Dataset items:

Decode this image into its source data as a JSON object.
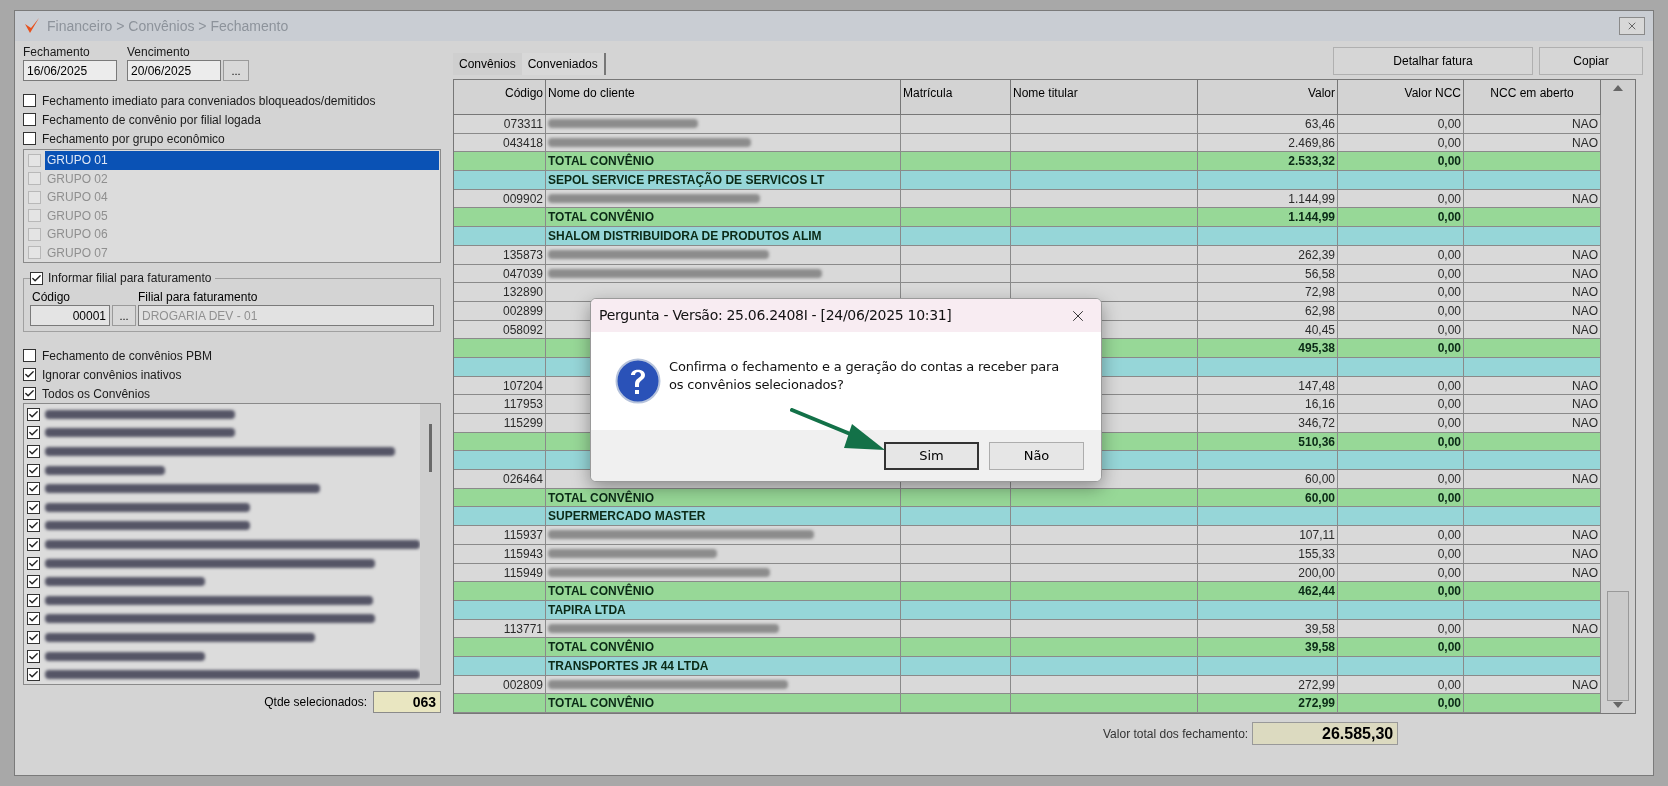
{
  "window": {
    "title": "Financeiro > Convênios > Fechamento"
  },
  "dates": [
    {
      "label": "Fechamento",
      "value": "16/06/2025"
    },
    {
      "label": "Vencimento",
      "value": "20/06/2025",
      "picker": "..."
    }
  ],
  "options_top": [
    {
      "label": "Fechamento imediato para conveniados bloqueados/demitidos",
      "checked": false
    },
    {
      "label": "Fechamento de convênio por filial logada",
      "checked": false
    },
    {
      "label": "Fechamento por grupo econômico",
      "checked": false
    }
  ],
  "groups": [
    {
      "label": "GRUPO 01",
      "selected": true,
      "checked": false
    },
    {
      "label": "GRUPO 02",
      "selected": false,
      "checked": false
    },
    {
      "label": "GRUPO 04",
      "selected": false,
      "checked": false
    },
    {
      "label": "GRUPO 05",
      "selected": false,
      "checked": false
    },
    {
      "label": "GRUPO 06",
      "selected": false,
      "checked": false
    },
    {
      "label": "GRUPO 07",
      "selected": false,
      "checked": false
    }
  ],
  "billing_branch": {
    "label": "Informar filial para faturamento",
    "checked": true,
    "code_label": "Código",
    "code": "00001",
    "picker": "...",
    "branch_label": "Filial para faturamento",
    "branch": "DROGARIA DEV - 01"
  },
  "options_bottom": [
    {
      "label": "Fechamento de convênios PBM",
      "checked": false
    },
    {
      "label": "Ignorar convênios inativos",
      "checked": true
    },
    {
      "label": "Todos os Convênios",
      "checked": true
    }
  ],
  "convenios": [
    {
      "checked": true
    },
    {
      "checked": true
    },
    {
      "checked": true
    },
    {
      "checked": true
    },
    {
      "checked": true
    },
    {
      "checked": true
    },
    {
      "checked": true
    },
    {
      "checked": true
    },
    {
      "checked": true
    },
    {
      "checked": true
    },
    {
      "checked": true
    },
    {
      "checked": true
    },
    {
      "checked": true
    },
    {
      "checked": true
    },
    {
      "checked": true
    }
  ],
  "selected_count": {
    "label": "Qtde selecionados:",
    "value": "063"
  },
  "tabs": [
    {
      "label": "Convênios",
      "selected": false
    },
    {
      "label": "Conveniados",
      "selected": true
    }
  ],
  "buttons": [
    "Detalhar fatura",
    "Copiar"
  ],
  "table": {
    "columns": [
      "Código",
      "Nome do cliente",
      "Matrícula",
      "Nome titular",
      "Valor",
      "Valor NCC",
      "NCC em aberto"
    ],
    "rows": [
      {
        "kind": "client",
        "code": "073311",
        "value": "63,46",
        "ncc_value": "0,00",
        "ncc_open": "NAO"
      },
      {
        "kind": "client",
        "code": "043418",
        "value": "2.469,86",
        "ncc_value": "0,00",
        "ncc_open": "NAO"
      },
      {
        "kind": "total",
        "name": "TOTAL CONVÊNIO",
        "value": "2.533,32",
        "ncc_value": "0,00"
      },
      {
        "kind": "group",
        "name": "SEPOL SERVICE PRESTAÇÃO DE SERVICOS LT"
      },
      {
        "kind": "client",
        "code": "009902",
        "value": "1.144,99",
        "ncc_value": "0,00",
        "ncc_open": "NAO"
      },
      {
        "kind": "total",
        "name": "TOTAL CONVÊNIO",
        "value": "1.144,99",
        "ncc_value": "0,00"
      },
      {
        "kind": "group",
        "name": "SHALOM DISTRIBUIDORA DE PRODUTOS ALIM"
      },
      {
        "kind": "client",
        "code": "135873",
        "value": "262,39",
        "ncc_value": "0,00",
        "ncc_open": "NAO"
      },
      {
        "kind": "client",
        "code": "047039",
        "value": "56,58",
        "ncc_value": "0,00",
        "ncc_open": "NAO"
      },
      {
        "kind": "client",
        "code": "132890",
        "value": "72,98",
        "ncc_value": "0,00",
        "ncc_open": "NAO"
      },
      {
        "kind": "client",
        "code": "002899",
        "value": "62,98",
        "ncc_value": "0,00",
        "ncc_open": "NAO"
      },
      {
        "kind": "client",
        "code": "058092",
        "value": "40,45",
        "ncc_value": "0,00",
        "ncc_open": "NAO"
      },
      {
        "kind": "total",
        "value": "495,38",
        "ncc_value": "0,00"
      },
      {
        "kind": "group"
      },
      {
        "kind": "client",
        "code": "107204",
        "value": "147,48",
        "ncc_value": "0,00",
        "ncc_open": "NAO"
      },
      {
        "kind": "client",
        "code": "117953",
        "value": "16,16",
        "ncc_value": "0,00",
        "ncc_open": "NAO"
      },
      {
        "kind": "client",
        "code": "115299",
        "value": "346,72",
        "ncc_value": "0,00",
        "ncc_open": "NAO"
      },
      {
        "kind": "total",
        "value": "510,36",
        "ncc_value": "0,00"
      },
      {
        "kind": "group"
      },
      {
        "kind": "client",
        "code": "026464",
        "value": "60,00",
        "ncc_value": "0,00",
        "ncc_open": "NAO"
      },
      {
        "kind": "total",
        "name": "TOTAL CONVÊNIO",
        "value": "60,00",
        "ncc_value": "0,00"
      },
      {
        "kind": "group",
        "name": "SUPERMERCADO MASTER"
      },
      {
        "kind": "client",
        "code": "115937",
        "value": "107,11",
        "ncc_value": "0,00",
        "ncc_open": "NAO"
      },
      {
        "kind": "client",
        "code": "115943",
        "value": "155,33",
        "ncc_value": "0,00",
        "ncc_open": "NAO"
      },
      {
        "kind": "client",
        "code": "115949",
        "value": "200,00",
        "ncc_value": "0,00",
        "ncc_open": "NAO"
      },
      {
        "kind": "total",
        "name": "TOTAL CONVÊNIO",
        "value": "462,44",
        "ncc_value": "0,00"
      },
      {
        "kind": "group",
        "name": "TAPIRA LTDA"
      },
      {
        "kind": "client",
        "code": "113771",
        "value": "39,58",
        "ncc_value": "0,00",
        "ncc_open": "NAO"
      },
      {
        "kind": "total",
        "name": "TOTAL CONVÊNIO",
        "value": "39,58",
        "ncc_value": "0,00"
      },
      {
        "kind": "group",
        "name": "TRANSPORTES JR 44 LTDA"
      },
      {
        "kind": "client",
        "code": "002809",
        "value": "272,99",
        "ncc_value": "0,00",
        "ncc_open": "NAO"
      },
      {
        "kind": "total",
        "name": "TOTAL CONVÊNIO",
        "value": "272,99",
        "ncc_value": "0,00"
      }
    ]
  },
  "grand_total": {
    "label": "Valor total dos fechamento:",
    "value": "26.585,30"
  },
  "dialog": {
    "title": "Pergunta - Versão: 25.06.2408I - [24/06/2025 10:31]",
    "message": "Confirma o fechamento e a geração do contas a receber para os convênios selecionados?",
    "buttons": [
      {
        "label": "Sim",
        "selected": true
      },
      {
        "label": "Não",
        "selected": false
      }
    ]
  }
}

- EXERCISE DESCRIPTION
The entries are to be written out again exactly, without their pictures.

- EXERCISE SOLUTION
Decode this image into its source data as a JSON object.
{
  "window": {
    "title": "Financeiro > Convênios > Fechamento"
  },
  "dates": [
    {
      "label": "Fechamento",
      "value": "16/06/2025"
    },
    {
      "label": "Vencimento",
      "value": "20/06/2025",
      "picker": "..."
    }
  ],
  "options_top": [
    {
      "label": "Fechamento imediato para conveniados bloqueados/demitidos",
      "checked": false
    },
    {
      "label": "Fechamento de convênio por filial logada",
      "checked": false
    },
    {
      "label": "Fechamento por grupo econômico",
      "checked": false
    }
  ],
  "groups": [
    {
      "label": "GRUPO 01",
      "selected": true,
      "checked": false
    },
    {
      "label": "GRUPO 02",
      "selected": false,
      "checked": false
    },
    {
      "label": "GRUPO 04",
      "selected": false,
      "checked": false
    },
    {
      "label": "GRUPO 05",
      "selected": false,
      "checked": false
    },
    {
      "label": "GRUPO 06",
      "selected": false,
      "checked": false
    },
    {
      "label": "GRUPO 07",
      "selected": false,
      "checked": false
    }
  ],
  "billing_branch": {
    "label": "Informar filial para faturamento",
    "checked": true,
    "code_label": "Código",
    "code": "00001",
    "picker": "...",
    "branch_label": "Filial para faturamento",
    "branch": "DROGARIA DEV - 01"
  },
  "options_bottom": [
    {
      "label": "Fechamento de convênios PBM",
      "checked": false
    },
    {
      "label": "Ignorar convênios inativos",
      "checked": true
    },
    {
      "label": "Todos os Convênios",
      "checked": true
    }
  ],
  "convenios": [
    {
      "checked": true
    },
    {
      "checked": true
    },
    {
      "checked": true
    },
    {
      "checked": true
    },
    {
      "checked": true
    },
    {
      "checked": true
    },
    {
      "checked": true
    },
    {
      "checked": true
    },
    {
      "checked": true
    },
    {
      "checked": true
    },
    {
      "checked": true
    },
    {
      "checked": true
    },
    {
      "checked": true
    },
    {
      "checked": true
    },
    {
      "checked": true
    }
  ],
  "selected_count": {
    "label": "Qtde selecionados:",
    "value": "063"
  },
  "tabs": [
    {
      "label": "Convênios",
      "selected": false
    },
    {
      "label": "Conveniados",
      "selected": true
    }
  ],
  "buttons": [
    "Detalhar fatura",
    "Copiar"
  ],
  "table": {
    "columns": [
      "Código",
      "Nome do cliente",
      "Matrícula",
      "Nome titular",
      "Valor",
      "Valor NCC",
      "NCC em aberto"
    ],
    "rows": [
      {
        "kind": "client",
        "code": "073311",
        "value": "63,46",
        "ncc_value": "0,00",
        "ncc_open": "NAO"
      },
      {
        "kind": "client",
        "code": "043418",
        "value": "2.469,86",
        "ncc_value": "0,00",
        "ncc_open": "NAO"
      },
      {
        "kind": "total",
        "name": "TOTAL CONVÊNIO",
        "value": "2.533,32",
        "ncc_value": "0,00"
      },
      {
        "kind": "group",
        "name": "SEPOL SERVICE PRESTAÇÃO DE SERVICOS LT"
      },
      {
        "kind": "client",
        "code": "009902",
        "value": "1.144,99",
        "ncc_value": "0,00",
        "ncc_open": "NAO"
      },
      {
        "kind": "total",
        "name": "TOTAL CONVÊNIO",
        "value": "1.144,99",
        "ncc_value": "0,00"
      },
      {
        "kind": "group",
        "name": "SHALOM DISTRIBUIDORA DE PRODUTOS ALIM"
      },
      {
        "kind": "client",
        "code": "135873",
        "value": "262,39",
        "ncc_value": "0,00",
        "ncc_open": "NAO"
      },
      {
        "kind": "client",
        "code": "047039",
        "value": "56,58",
        "ncc_value": "0,00",
        "ncc_open": "NAO"
      },
      {
        "kind": "client",
        "code": "132890",
        "value": "72,98",
        "ncc_value": "0,00",
        "ncc_open": "NAO"
      },
      {
        "kind": "client",
        "code": "002899",
        "value": "62,98",
        "ncc_value": "0,00",
        "ncc_open": "NAO"
      },
      {
        "kind": "client",
        "code": "058092",
        "value": "40,45",
        "ncc_value": "0,00",
        "ncc_open": "NAO"
      },
      {
        "kind": "total",
        "value": "495,38",
        "ncc_value": "0,00"
      },
      {
        "kind": "group"
      },
      {
        "kind": "client",
        "code": "107204",
        "value": "147,48",
        "ncc_value": "0,00",
        "ncc_open": "NAO"
      },
      {
        "kind": "client",
        "code": "117953",
        "value": "16,16",
        "ncc_value": "0,00",
        "ncc_open": "NAO"
      },
      {
        "kind": "client",
        "code": "115299",
        "value": "346,72",
        "ncc_value": "0,00",
        "ncc_open": "NAO"
      },
      {
        "kind": "total",
        "value": "510,36",
        "ncc_value": "0,00"
      },
      {
        "kind": "group"
      },
      {
        "kind": "client",
        "code": "026464",
        "value": "60,00",
        "ncc_value": "0,00",
        "ncc_open": "NAO"
      },
      {
        "kind": "total",
        "name": "TOTAL CONVÊNIO",
        "value": "60,00",
        "ncc_value": "0,00"
      },
      {
        "kind": "group",
        "name": "SUPERMERCADO MASTER"
      },
      {
        "kind": "client",
        "code": "115937",
        "value": "107,11",
        "ncc_value": "0,00",
        "ncc_open": "NAO"
      },
      {
        "kind": "client",
        "code": "115943",
        "value": "155,33",
        "ncc_value": "0,00",
        "ncc_open": "NAO"
      },
      {
        "kind": "client",
        "code": "115949",
        "value": "200,00",
        "ncc_value": "0,00",
        "ncc_open": "NAO"
      },
      {
        "kind": "total",
        "name": "TOTAL CONVÊNIO",
        "value": "462,44",
        "ncc_value": "0,00"
      },
      {
        "kind": "group",
        "name": "TAPIRA LTDA"
      },
      {
        "kind": "client",
        "code": "113771",
        "value": "39,58",
        "ncc_value": "0,00",
        "ncc_open": "NAO"
      },
      {
        "kind": "total",
        "name": "TOTAL CONVÊNIO",
        "value": "39,58",
        "ncc_value": "0,00"
      },
      {
        "kind": "group",
        "name": "TRANSPORTES JR 44 LTDA"
      },
      {
        "kind": "client",
        "code": "002809",
        "value": "272,99",
        "ncc_value": "0,00",
        "ncc_open": "NAO"
      },
      {
        "kind": "total",
        "name": "TOTAL CONVÊNIO",
        "value": "272,99",
        "ncc_value": "0,00"
      }
    ]
  },
  "grand_total": {
    "label": "Valor total dos fechamento:",
    "value": "26.585,30"
  },
  "dialog": {
    "title": "Pergunta - Versão: 25.06.2408I - [24/06/2025 10:31]",
    "message": "Confirma o fechamento e a geração do contas a receber para os convênios selecionados?",
    "buttons": [
      {
        "label": "Sim",
        "selected": true
      },
      {
        "label": "Não",
        "selected": false
      }
    ]
  }
}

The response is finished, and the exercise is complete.